The U.S. House of Representatives just signaled its commitment to women and girls globally. It took a historic step last week by passing the Women, Peace, and Security Act (H.R. 5332), which pledges that the United States act as a “global leader” in advancing the participation of women in preventing and resolving conflicts. The bipartisan legislation would require the United States to develop a government-wide strategy—including new efforts to train its personnel, consult with stakeholders on the ground, and coordinate with partners—in order to increase women’s participation in peace and security processes. As research shows, these steps would help the United States increase the effectiveness of its own security efforts and would set an example for others, contributing to more durable peace and security processes around the world.

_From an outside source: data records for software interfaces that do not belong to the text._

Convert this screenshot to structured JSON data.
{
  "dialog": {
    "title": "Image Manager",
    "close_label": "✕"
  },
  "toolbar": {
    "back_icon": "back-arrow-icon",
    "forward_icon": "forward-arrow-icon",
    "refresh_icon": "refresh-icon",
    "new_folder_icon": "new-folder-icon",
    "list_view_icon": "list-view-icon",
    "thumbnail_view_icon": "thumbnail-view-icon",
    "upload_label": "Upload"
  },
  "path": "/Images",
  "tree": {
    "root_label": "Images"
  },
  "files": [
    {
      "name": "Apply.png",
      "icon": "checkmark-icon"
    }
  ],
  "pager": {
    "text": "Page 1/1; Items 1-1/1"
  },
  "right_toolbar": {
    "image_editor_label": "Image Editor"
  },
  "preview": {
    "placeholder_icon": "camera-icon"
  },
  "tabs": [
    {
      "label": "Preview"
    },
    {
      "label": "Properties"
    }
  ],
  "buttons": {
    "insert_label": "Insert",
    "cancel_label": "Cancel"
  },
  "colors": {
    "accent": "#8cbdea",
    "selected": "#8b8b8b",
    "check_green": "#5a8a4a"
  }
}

The House’s commitment reflects a growing body of research suggesting that the inclusion of women in peace and security processes could reduce conflict and improve stability. For example, one study found that peace agreements are 35 percent more likely to last at least 15 years when women participate in negotiations. At a hearing in March, House Foreign Affairs Committee Chairman Ed Royce (R-CA), reflected on “the lives saved and economies maintained by a 35 percent decrease in repeated conflicts,” adding that, “simply put, when women are at the negotiating table, success is more likely.”
A recent Council on Foreign Relations publication, How Women’s Participation in Conflict Prevention and Resolution Advances U.S. Interests, presents the quantitative and qualitative evidence for this claim. From moderating violent extremism to negotiating peace agreements to making security forces more effective, women provide distinct contributions that improve peace and security processes. Research shows that women successfully disseminate antiterrorism messages throughout families and communities, and that, when they serve as security sector officials, they have access to venues and populations that men do not, allowing them to gather additional intelligence on security risks. Research also shows that, when women were involved in a negotiation process, parties were more likely to initiate talks and reach an agreement, and that, when women participate politically and socially in post-conflict societies, the chance of conflict relapse is diminished.
While more and more international leaders recognize women’s roles in security, female participation in peace and security processes remains low. Women served as less than 4 percent of signatories to peace agreements and 9 percent of negotiators between 1992 and 2011, and, in 2015, represented only 3 percent of UN military peacekeepers and 10 percent of UN police personnel. In the U.S. government, women represent 20 percent of the Defense Department’s officer corps, but hold less than 10 percent of leadership positions. Meanwhile, they represent one-third of senior foreign service officers at the State Department, and hold nearly half of mid- and senior-level management positions at USAID.
With research showing that standard peacemaking methods would more effectively address current security challenges if women are included, promoting the participation of women in conflict prevention and resolution merits a higher place on the U.S. agenda.
The House-passed Women, Peace, and Security Act would do just that. The bill was reintroduced in June with bipartisan support by Congresswoman Kristi Noem (R-SD), Congresswoman Jan Schakowsky (D-IL), Foreign Affairs Committee Chairman Ed Royce (R-CA), and Foreign Affairs Committee Ranking Member Eliot Engel (D-NY). If enacted into law, it would require the president to submit a government-wide strategy (which would build on the existing National Action Plan on Women, Peace, and Security), and to report regularly on progress. It would also require U.S. defense, diplomatic, and development personnel to receive training on effective strategies and best practices to ensure the meaningful participation of women in peace and security processes. In addition, U.S. personnel overseas would be required to consult with local women leaders and other stakeholders on peace and security, and to coordinate with partners across foreign governments and intergovernmental bodies to advance these goals.
It is now up to the Senate to help make the Women, Peace, and Security Act into law. The conversation is underway, with a similar bill introduced in January by Senators Barbara Boxer (D-CA), Mark Kirk (R-IL), and Jeanne Shaheen (D-NH). Urgent action is required if the bill is to pass during this session.
Successive Republican and Democratic administrations have recognized that women’s participation in security efforts advances stability at home and abroad. Congress is now signaling that it considers women’s participation in peace and security to be a central component of U.S. foreign policy. If Congress passes the Women, Peace, and Security Act, it would position the United States to make smarter investments in preventing conflict and building peace, and thereby save lives and resources around the world.